Muscles offer the energy needed to move the skeletal system. There are three types of muscles. Cardiac and smooth muscles are involuntary muscles that function without conscious thought. Cardiac muscles pump blood through the body while smooth muscles allow the eyes and stomach to function. The structure of the muscle is dense and fleshy. It is made of fibers made of smaller parts called myofibrils. These fibers are made of proteins called myosin (thick filaments) and actin (thin filaments). All human muscle fibers exert the same force but the strength differences between individuals depend on the compactness and volume of fibers. There are two types of fibers Type I and Type II. Type I muscle fibers are slow twitch. These muscle fibers are slow but have high stamina. Type II are fast twitch muscles having fast movements but low endurance.
To move the skeletal system muscles contract of come together as a complimentary one relaxes or expands. The energy to cause muscle contractions comes from two different metabolic processes- aerobic and anaerobic systems. The aerobic process uses oxygen to create adenosine tri-phosphate (ATP) a form of energy and is used for endurance exertions and requires a steady supply of oxygen. The anaerobic process depends on a steady supply of glucose and does not rely on oxygen but the process cannot continue indefinitely because the build up of lactic acid causes fatigue.
-- Muscular atrophy occurs during space travel due to the lack of muscular exercises by astronauts.
Effects on Both Systems by Microgravity

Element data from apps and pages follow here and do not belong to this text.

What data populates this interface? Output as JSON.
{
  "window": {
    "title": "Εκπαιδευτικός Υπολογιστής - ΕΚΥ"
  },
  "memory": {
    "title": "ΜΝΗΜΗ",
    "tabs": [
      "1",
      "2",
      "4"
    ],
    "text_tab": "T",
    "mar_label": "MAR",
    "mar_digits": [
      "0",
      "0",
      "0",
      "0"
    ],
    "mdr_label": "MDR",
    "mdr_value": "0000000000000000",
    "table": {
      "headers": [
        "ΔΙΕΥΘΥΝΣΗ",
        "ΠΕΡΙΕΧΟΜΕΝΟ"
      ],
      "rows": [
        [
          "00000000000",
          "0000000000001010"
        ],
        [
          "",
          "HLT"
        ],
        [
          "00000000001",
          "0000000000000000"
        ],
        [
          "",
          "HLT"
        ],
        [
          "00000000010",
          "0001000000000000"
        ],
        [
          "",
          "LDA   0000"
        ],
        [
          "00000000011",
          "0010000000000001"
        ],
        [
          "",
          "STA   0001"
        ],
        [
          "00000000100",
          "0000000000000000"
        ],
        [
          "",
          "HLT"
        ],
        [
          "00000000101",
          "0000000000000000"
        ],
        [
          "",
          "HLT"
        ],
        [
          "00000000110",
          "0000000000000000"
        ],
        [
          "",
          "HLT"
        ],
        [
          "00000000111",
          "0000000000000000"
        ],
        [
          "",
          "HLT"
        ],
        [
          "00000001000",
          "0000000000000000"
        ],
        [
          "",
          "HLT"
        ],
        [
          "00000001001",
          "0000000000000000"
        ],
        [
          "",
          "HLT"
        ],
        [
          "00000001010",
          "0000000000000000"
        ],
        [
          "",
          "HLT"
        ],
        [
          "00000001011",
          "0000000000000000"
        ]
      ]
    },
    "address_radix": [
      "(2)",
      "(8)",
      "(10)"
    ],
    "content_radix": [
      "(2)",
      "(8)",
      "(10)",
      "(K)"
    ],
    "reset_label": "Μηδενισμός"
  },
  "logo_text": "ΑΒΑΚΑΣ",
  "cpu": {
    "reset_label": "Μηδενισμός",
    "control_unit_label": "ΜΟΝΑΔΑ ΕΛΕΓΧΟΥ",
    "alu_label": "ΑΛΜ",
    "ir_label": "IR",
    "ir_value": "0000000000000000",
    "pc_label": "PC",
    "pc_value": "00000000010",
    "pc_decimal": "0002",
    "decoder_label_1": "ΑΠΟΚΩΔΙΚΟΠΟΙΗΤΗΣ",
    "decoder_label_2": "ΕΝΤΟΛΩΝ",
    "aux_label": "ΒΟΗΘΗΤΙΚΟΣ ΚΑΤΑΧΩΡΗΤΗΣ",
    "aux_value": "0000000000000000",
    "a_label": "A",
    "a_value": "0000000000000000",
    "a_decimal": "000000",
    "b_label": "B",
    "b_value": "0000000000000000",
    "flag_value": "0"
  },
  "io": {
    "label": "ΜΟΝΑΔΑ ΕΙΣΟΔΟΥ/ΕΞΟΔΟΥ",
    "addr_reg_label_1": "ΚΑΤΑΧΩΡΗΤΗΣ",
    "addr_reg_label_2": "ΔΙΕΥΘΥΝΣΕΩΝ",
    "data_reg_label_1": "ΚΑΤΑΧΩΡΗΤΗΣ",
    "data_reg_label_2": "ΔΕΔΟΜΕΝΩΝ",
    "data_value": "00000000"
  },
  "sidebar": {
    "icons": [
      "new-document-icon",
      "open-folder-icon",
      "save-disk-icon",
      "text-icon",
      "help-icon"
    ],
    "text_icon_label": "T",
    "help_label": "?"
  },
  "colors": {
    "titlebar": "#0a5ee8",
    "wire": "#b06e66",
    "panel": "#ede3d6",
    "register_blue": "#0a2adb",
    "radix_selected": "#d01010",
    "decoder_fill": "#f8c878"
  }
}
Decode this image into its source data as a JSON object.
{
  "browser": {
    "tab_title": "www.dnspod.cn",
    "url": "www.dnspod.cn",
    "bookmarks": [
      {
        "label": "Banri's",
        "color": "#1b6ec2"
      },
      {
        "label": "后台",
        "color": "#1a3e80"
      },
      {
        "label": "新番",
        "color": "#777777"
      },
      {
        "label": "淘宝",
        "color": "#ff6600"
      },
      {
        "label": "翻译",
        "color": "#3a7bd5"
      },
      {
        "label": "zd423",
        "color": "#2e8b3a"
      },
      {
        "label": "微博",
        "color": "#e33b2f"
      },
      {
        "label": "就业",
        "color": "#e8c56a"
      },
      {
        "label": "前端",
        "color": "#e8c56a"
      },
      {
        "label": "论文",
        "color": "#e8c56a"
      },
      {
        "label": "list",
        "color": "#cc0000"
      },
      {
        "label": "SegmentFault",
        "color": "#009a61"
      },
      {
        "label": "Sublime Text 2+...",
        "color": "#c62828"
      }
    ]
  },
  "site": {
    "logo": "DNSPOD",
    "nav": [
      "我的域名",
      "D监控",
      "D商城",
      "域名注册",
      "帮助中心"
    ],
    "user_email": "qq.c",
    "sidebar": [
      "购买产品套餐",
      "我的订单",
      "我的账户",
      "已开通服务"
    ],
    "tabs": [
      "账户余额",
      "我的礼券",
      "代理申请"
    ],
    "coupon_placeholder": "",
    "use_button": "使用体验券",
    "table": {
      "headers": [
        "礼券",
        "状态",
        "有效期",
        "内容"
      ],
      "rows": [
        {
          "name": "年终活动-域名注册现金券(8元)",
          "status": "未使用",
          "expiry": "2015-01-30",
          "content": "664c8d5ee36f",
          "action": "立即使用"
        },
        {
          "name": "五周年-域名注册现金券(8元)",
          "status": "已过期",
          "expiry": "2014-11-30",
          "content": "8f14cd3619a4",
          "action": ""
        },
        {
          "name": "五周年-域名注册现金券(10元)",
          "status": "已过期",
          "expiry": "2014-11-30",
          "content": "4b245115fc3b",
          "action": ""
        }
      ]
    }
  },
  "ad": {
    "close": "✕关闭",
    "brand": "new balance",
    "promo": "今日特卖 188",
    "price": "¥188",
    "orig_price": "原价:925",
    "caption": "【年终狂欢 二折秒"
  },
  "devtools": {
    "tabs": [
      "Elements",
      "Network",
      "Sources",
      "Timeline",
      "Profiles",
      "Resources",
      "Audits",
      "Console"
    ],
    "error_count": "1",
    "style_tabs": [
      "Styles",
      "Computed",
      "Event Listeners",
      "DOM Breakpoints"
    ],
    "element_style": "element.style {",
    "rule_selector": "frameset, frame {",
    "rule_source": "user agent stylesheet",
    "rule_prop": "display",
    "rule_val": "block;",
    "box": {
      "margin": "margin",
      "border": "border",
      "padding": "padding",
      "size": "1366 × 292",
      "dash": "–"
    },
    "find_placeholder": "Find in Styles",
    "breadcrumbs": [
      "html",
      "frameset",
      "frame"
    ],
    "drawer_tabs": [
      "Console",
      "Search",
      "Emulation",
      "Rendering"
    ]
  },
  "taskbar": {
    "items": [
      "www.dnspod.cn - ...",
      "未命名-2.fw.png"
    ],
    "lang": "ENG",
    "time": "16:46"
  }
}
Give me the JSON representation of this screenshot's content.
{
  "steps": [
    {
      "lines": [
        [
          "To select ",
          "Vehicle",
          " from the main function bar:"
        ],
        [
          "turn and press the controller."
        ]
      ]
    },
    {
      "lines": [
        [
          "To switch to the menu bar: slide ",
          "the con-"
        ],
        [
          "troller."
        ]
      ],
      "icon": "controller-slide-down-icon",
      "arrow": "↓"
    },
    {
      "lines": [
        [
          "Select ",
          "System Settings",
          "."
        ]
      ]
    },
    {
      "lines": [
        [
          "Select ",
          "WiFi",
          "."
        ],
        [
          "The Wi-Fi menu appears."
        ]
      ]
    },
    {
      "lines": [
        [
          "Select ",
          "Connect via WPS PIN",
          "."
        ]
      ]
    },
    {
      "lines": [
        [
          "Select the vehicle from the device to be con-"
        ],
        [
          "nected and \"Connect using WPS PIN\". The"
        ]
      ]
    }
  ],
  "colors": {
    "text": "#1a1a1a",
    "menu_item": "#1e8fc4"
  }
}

The most apparent effect of microgravity on the musculoskeletal system is atrophy or the degeneration of cells not in use. The human body constantly adjusts to its environment. In fact, our muscle is literally rebuilt every month. When the body constantly uses up nutrients and discards to remake muscles the body it “rebuilds” according to the use or what is necessary. For example, if someone does not work his or her muscles the body will cease the production of that muscle or change the type of the muscle. A sedentary lifestyle parallels a life in space very closely because the muscles in space than on Earth exert less work since gravity puts a stress on muscles. In space astronauts exercise habitually to counter the effects of microgravity but they still come to Earth weaker because the stress gravity exerts makes us stronger. Without gravity muscles get weaker.
The skeletal system is very similar to the muscular system in its discard and utilizes adapting. Astronauts lose bone density when in microgravity and it takes a while for them to adapt and heal when they get back to Earth. The vertebrae get expanded in space, which increases the height of astronauts and the gravity bearing bones (femur, spine) loose strength. So that when astronauts get back to Earth they are more susceptible to osteoporosis and injury.
Written By: Alexander